Report on a Trial of
the MouseBean® Hand Rest
by David Tibbs MS, FRCS. Consulting Surgeon. Oxford.
I am a retired surgeon who now uses a computer mouse over long
periods whilst preparing surgical illustrations, and I am prone
to carpal tunnel syndrome. Examining the MouseBean Hand Rest I
found that it successfully met the requirements originally
intended, so that:
- The base of the hand rests comfortably on the two cushions
without the need for any support by the fingers or the shoulder
and arm muscles.

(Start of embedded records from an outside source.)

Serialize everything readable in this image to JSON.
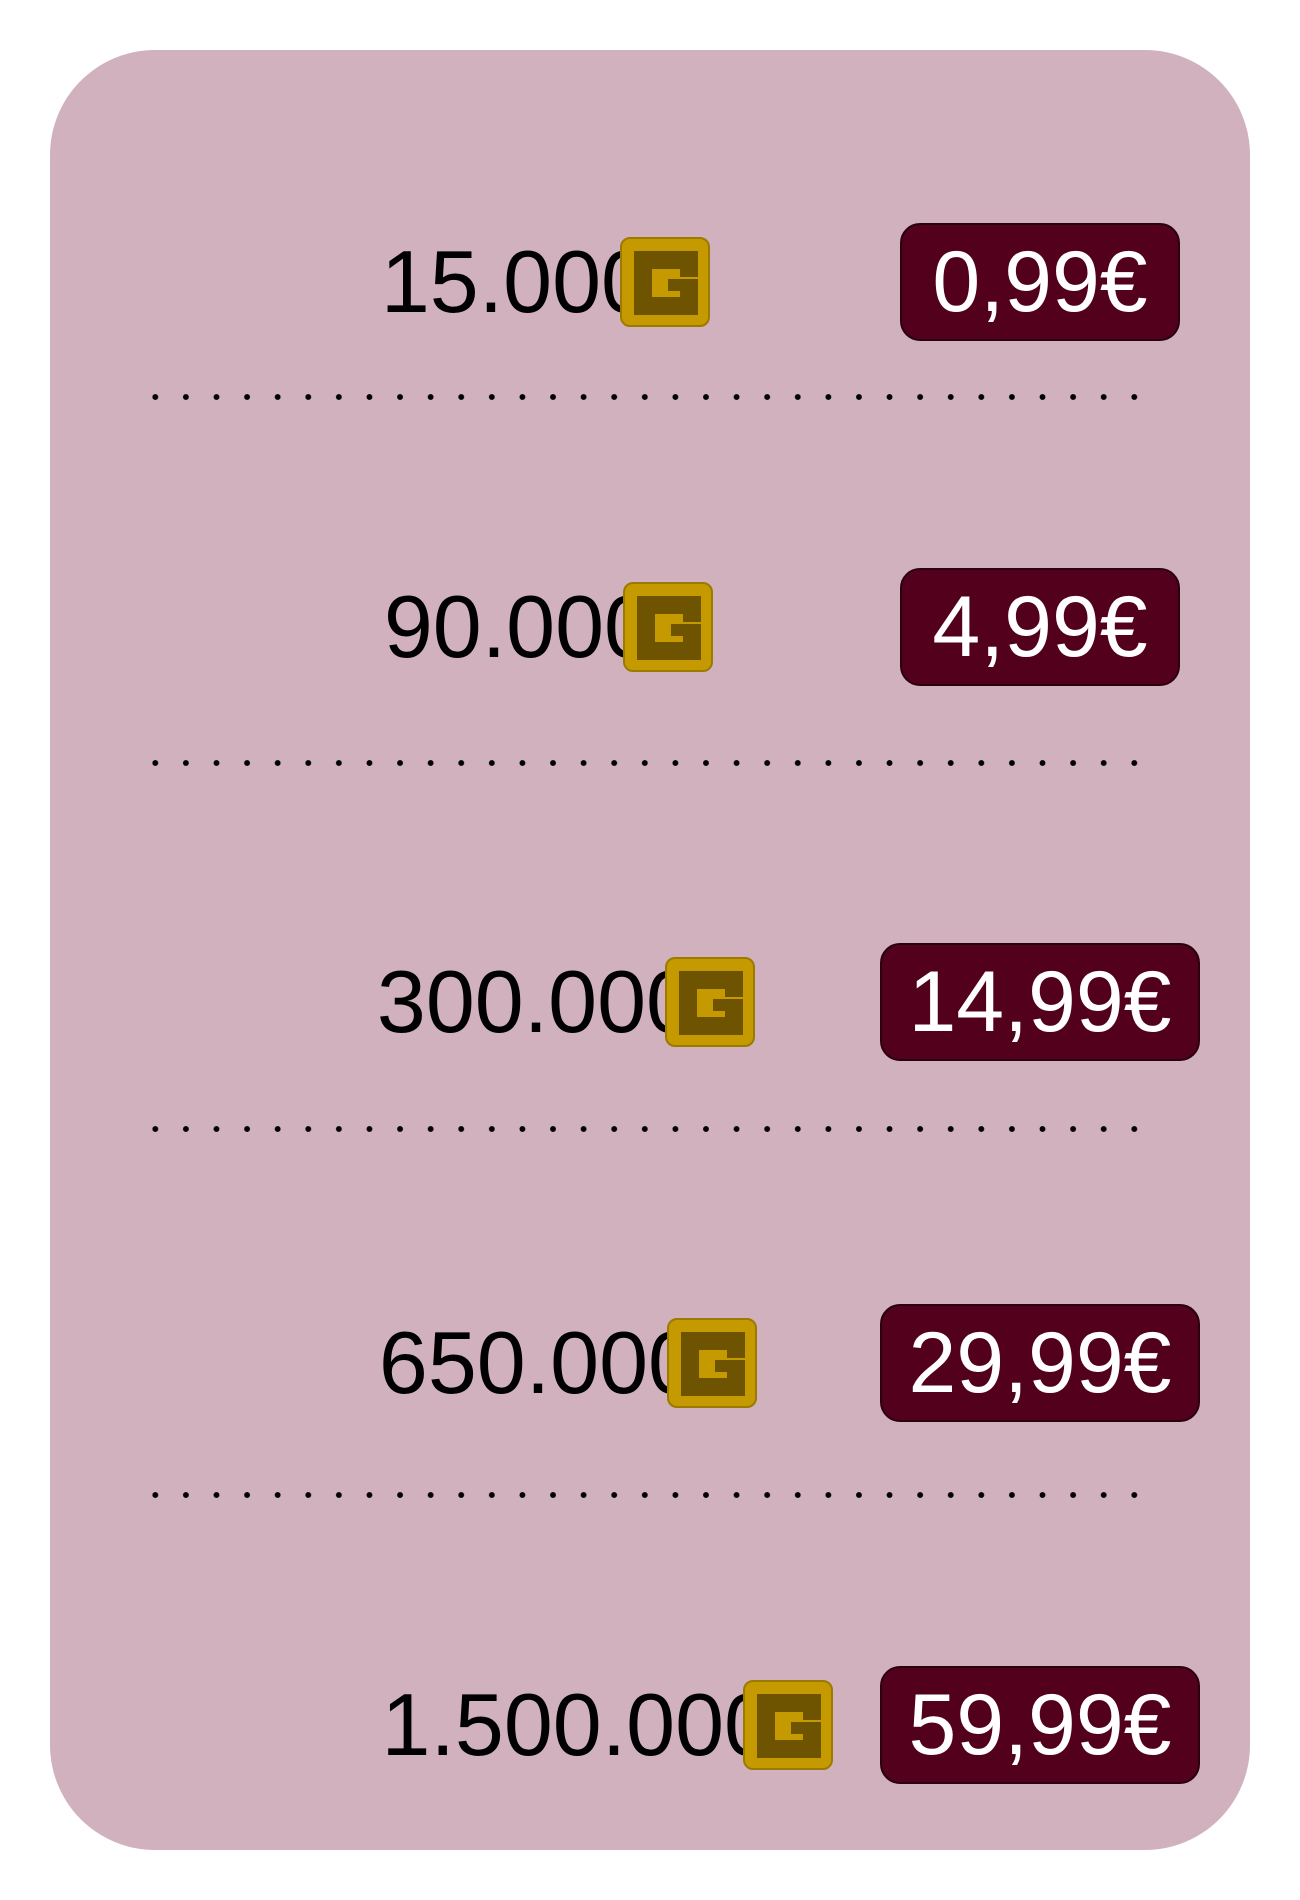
{
  "offers": [
    {
      "amount": "15.000",
      "currency_icon": "gold-g-coin-icon",
      "price": "0,99€"
    },
    {
      "amount": "90.000",
      "currency_icon": "gold-g-coin-icon",
      "price": "4,99€"
    },
    {
      "amount": "300.000",
      "currency_icon": "gold-g-coin-icon",
      "price": "14,99€"
    },
    {
      "amount": "650.000",
      "currency_icon": "gold-g-coin-icon",
      "price": "29,99€"
    },
    {
      "amount": "1.500.000",
      "currency_icon": "gold-g-coin-icon",
      "price": "59,99€"
    }
  ],
  "colors": {
    "panel_background": "#d1b1be",
    "price_button_background": "#52001b",
    "price_text": "#ffffff",
    "coin_gold": "#c49a00",
    "coin_inner": "#6e5400"
  }
}
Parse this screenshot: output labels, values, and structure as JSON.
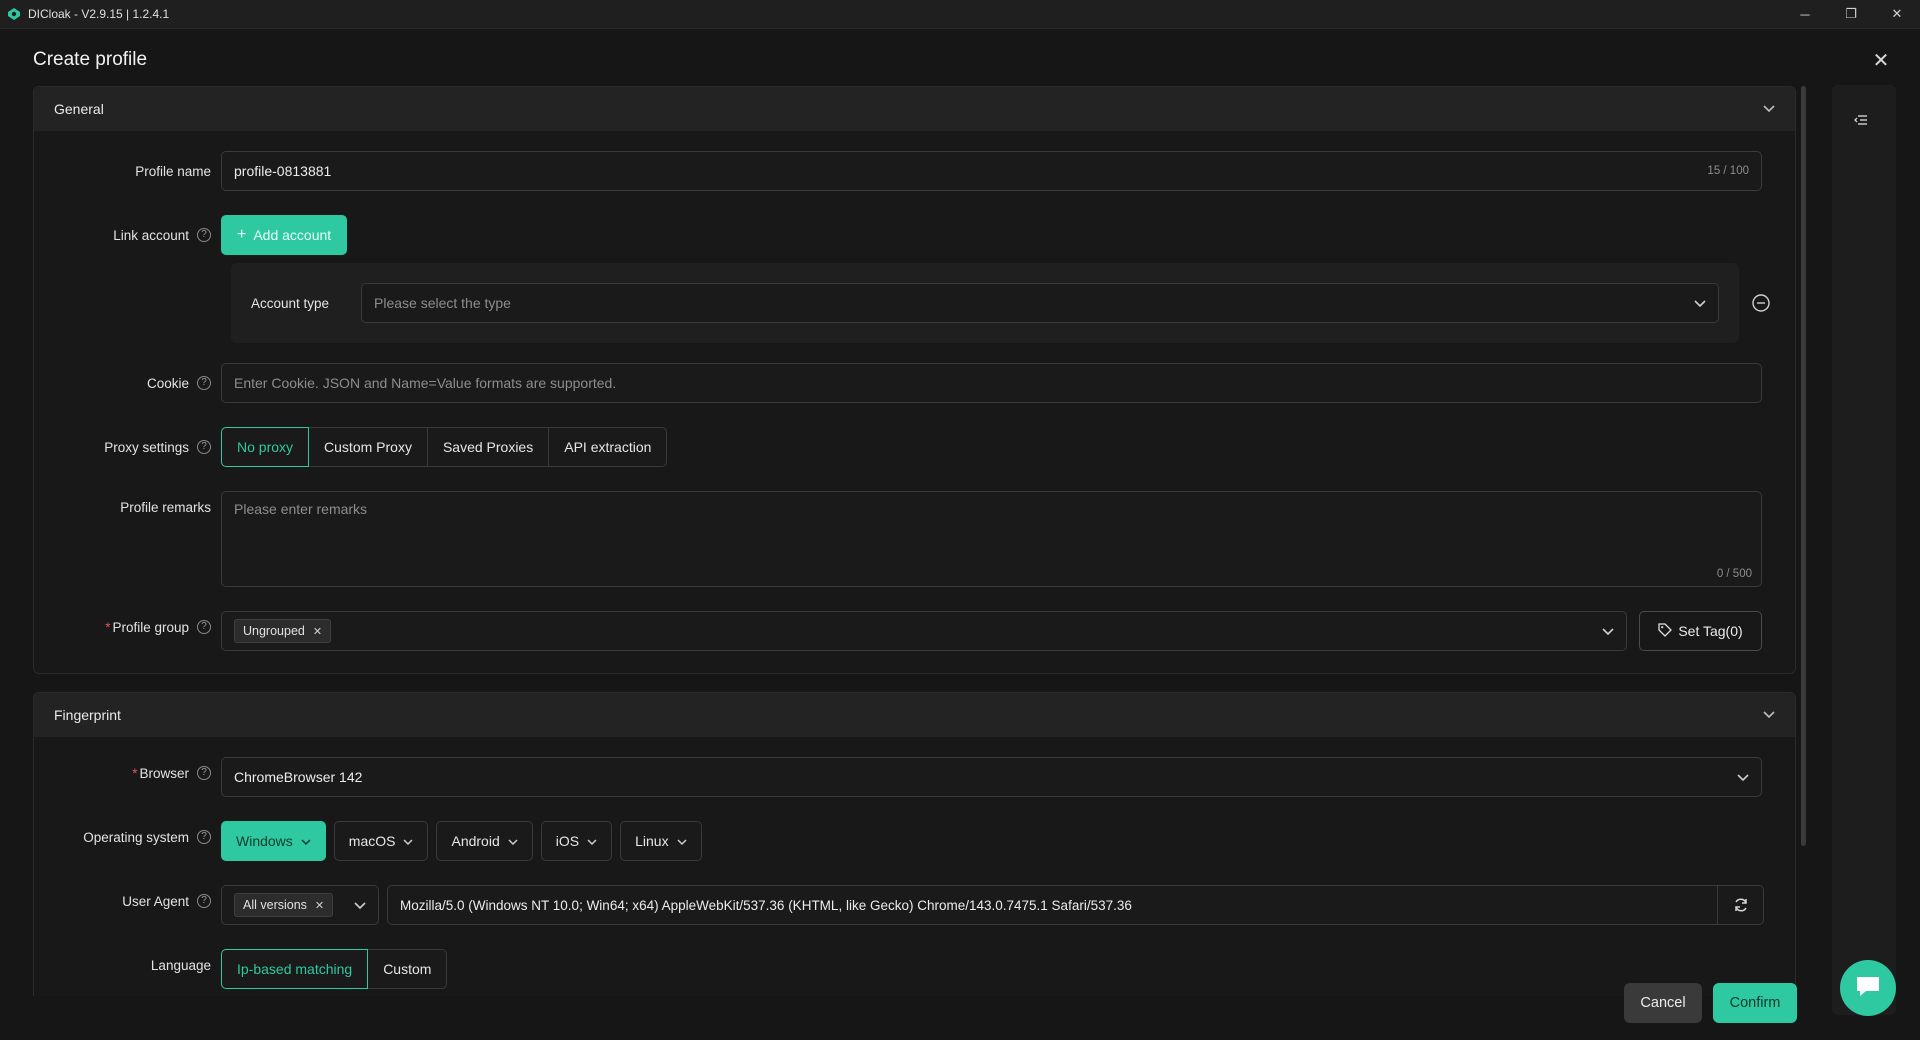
{
  "window": {
    "title": "DICloak - V2.9.15 | 1.2.4.1",
    "minimize": "─",
    "maximize": "❐",
    "close": "✕"
  },
  "dialog": {
    "title": "Create profile",
    "close": "✕"
  },
  "general": {
    "header": "General",
    "profile_name": {
      "label": "Profile name",
      "value": "profile-0813881",
      "counter": "15 / 100"
    },
    "link_account": {
      "label": "Link account",
      "add_button": "Add account",
      "account_type_label": "Account type",
      "account_type_placeholder": "Please select the type"
    },
    "cookie": {
      "label": "Cookie",
      "placeholder": "Enter Cookie. JSON and Name=Value formats are supported."
    },
    "proxy": {
      "label": "Proxy settings",
      "options": [
        "No proxy",
        "Custom Proxy",
        "Saved Proxies",
        "API extraction"
      ],
      "selected": "No proxy"
    },
    "remarks": {
      "label": "Profile remarks",
      "placeholder": "Please enter remarks",
      "counter": "0 / 500"
    },
    "group": {
      "label": "Profile group",
      "tag": "Ungrouped",
      "set_tag": "Set Tag(0)"
    }
  },
  "fingerprint": {
    "header": "Fingerprint",
    "browser": {
      "label": "Browser",
      "value": "ChromeBrowser 142"
    },
    "os": {
      "label": "Operating system",
      "options": [
        "Windows",
        "macOS",
        "Android",
        "iOS",
        "Linux"
      ],
      "selected": "Windows"
    },
    "user_agent": {
      "label": "User Agent",
      "version_tag": "All versions",
      "value": "Mozilla/5.0 (Windows NT 10.0; Win64; x64) AppleWebKit/537.36 (KHTML, like Gecko) Chrome/143.0.7475.1 Safari/537.36"
    },
    "language": {
      "label": "Language",
      "options": [
        "Ip-based matching",
        "Custom"
      ],
      "selected": "Ip-based matching"
    }
  },
  "footer": {
    "cancel": "Cancel",
    "confirm": "Confirm"
  },
  "colors": {
    "accent": "#2ec9a0",
    "background": "#161616"
  }
}
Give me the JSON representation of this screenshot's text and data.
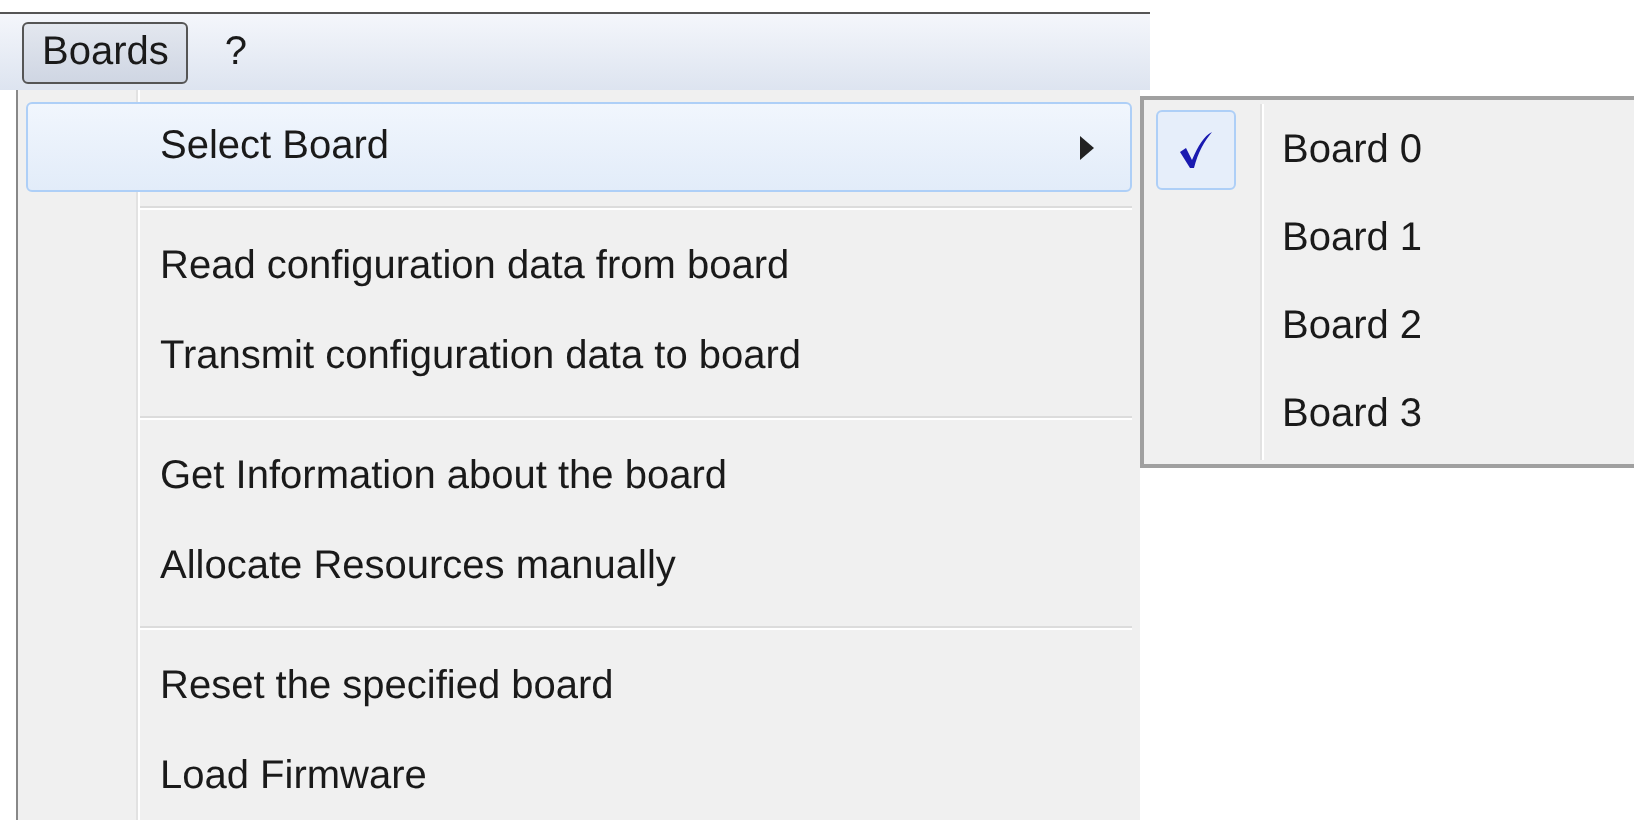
{
  "menu_bar": [
    {
      "label": "Boards",
      "selected": true
    },
    {
      "label": "?",
      "selected": false
    }
  ],
  "menu": [
    {
      "kind": "item",
      "label": "Select Board",
      "selected": true,
      "has_submenu": true
    },
    {
      "kind": "separator"
    },
    {
      "kind": "item",
      "label": "Read configuration data from board",
      "selected": false,
      "has_submenu": false
    },
    {
      "kind": "item",
      "label": "Transmit configuration data to board",
      "selected": false,
      "has_submenu": false
    },
    {
      "kind": "separator"
    },
    {
      "kind": "item",
      "label": "Get Information about the board",
      "selected": false,
      "has_submenu": false
    },
    {
      "kind": "item",
      "label": "Allocate Resources manually",
      "selected": false,
      "has_submenu": false
    },
    {
      "kind": "separator"
    },
    {
      "kind": "item",
      "label": "Reset the specified board",
      "selected": false,
      "has_submenu": false
    },
    {
      "kind": "item",
      "label": "Load Firmware",
      "selected": false,
      "has_submenu": false
    }
  ],
  "submenu": [
    {
      "label": "Board 0",
      "checked": true
    },
    {
      "label": "Board 1",
      "checked": false
    },
    {
      "label": "Board 2",
      "checked": false
    },
    {
      "label": "Board 3",
      "checked": false
    }
  ]
}
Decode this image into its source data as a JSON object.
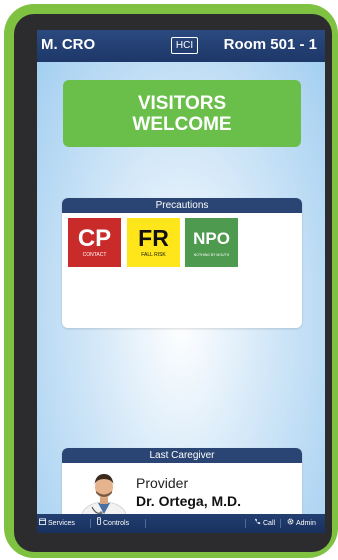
{
  "header": {
    "patient": "M. CRO",
    "brand": "HCI",
    "room": "Room 501 - 1"
  },
  "banner": {
    "line1": "VISITORS",
    "line2": "WELCOME",
    "color": "#6abf4b"
  },
  "precautions": {
    "title": "Precautions",
    "items": [
      {
        "code": "CP",
        "label": "CONTACT",
        "color": "#c92a2a"
      },
      {
        "code": "FR",
        "label": "FALL RISK",
        "color": "#ffe61a"
      },
      {
        "code": "NPO",
        "label": "NOTHING BY MOUTH",
        "color": "#4e9a4f"
      }
    ]
  },
  "caregiver": {
    "title": "Last Caregiver",
    "role": "Provider",
    "name": "Dr. Ortega, M.D.",
    "avatar_icon": "doctor-avatar"
  },
  "bottom_nav": {
    "services": {
      "label": "Services",
      "icon": "calendar-icon"
    },
    "controls": {
      "label": "Controls",
      "icon": "remote-icon"
    },
    "call": {
      "label": "Call",
      "icon": "phone-icon"
    },
    "admin": {
      "label": "Admin",
      "icon": "gear-icon"
    }
  },
  "theme": {
    "bezel": "#7fc241",
    "bar": "#1d3768"
  }
}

In this way, the tendons passing through the
tunnel are relaxed and this spares the median nerve from
otherwise continuous pressure.
- The gap between the two cushions ensures that no external
pressure falls upon the line of the median nerve, thus removing
this unfavourable possibility.
- Fine adjustment of the mouse position is easily made by the
fingers without raising the hand (in fact, more easily than
without the hand rest). The effortless gliding of the hand rest,
again without raising the hand, easily permits wider movement of
the mouse across the mouse pad.
- The wrist is supported in the favourable mid-position where
structures in the tunnel can operate with least stress.
- There is no difficulty in keeping the mouse and MouseBean
Hand Rest together and the hand can be raised instantly to go to
the keyboard and then readily repositioned on the hand rest.
I was quickly converted to this simple but effective device.
The annoying onset of tingling and numbness in my thumb, index
and second fingers had ceased to occur.
Note on other forms of RSI. Other varieties of RSI may
well benefit from use of the MouseBean® Hand Rest because the
hand and wrist, so well supported on this gliding device, are
relaxed. Finger movements are no longer made against unduly
tensed tendons trying to control fine movements while bearing the
weight of the unsupported hand and arm. These factors can only be
Who should use the MouseBean® Hand Rest?
Undoubtedly the MouseBean® Hand Rest is pleasing to use
and any computer operator would be well advised to use one
without waiting for the symptoms of carpal tunnel syndrome, or
any other form of RSI, to develop. Certainly, any sufferer with
mild symptoms should use a MouseBean® Hand Rest to avoid the
onset of more severe symptoms and possible lasting damage. Those
who have an established carpal tunnel syndrome may find that the
device will allow them to return to work without the need for
surgery. But why wait until your median nerve shows signs of
distress? Try it now!
About the Author:
David Tibbs is a retired surgeon who has treated many
patients with carpal tunnel syndrome (although not necessarily
related to using a computer mouse) by simple advice on wrist
positioning (such as wearing a splint overnight), or, in severe
cases, surgically to open up the tunnel by dividing its overlying
ligament. He has long been aware of his own incipient carpal
tunnel syndrome, and with his previous experience and the need to
prevent his own symptoms, he was happy to encourage John Crocker
in the development of the MouseBean® Hand Rest.
Copyright © 2000 D Tibbs. All rights
reserved. Used with permission.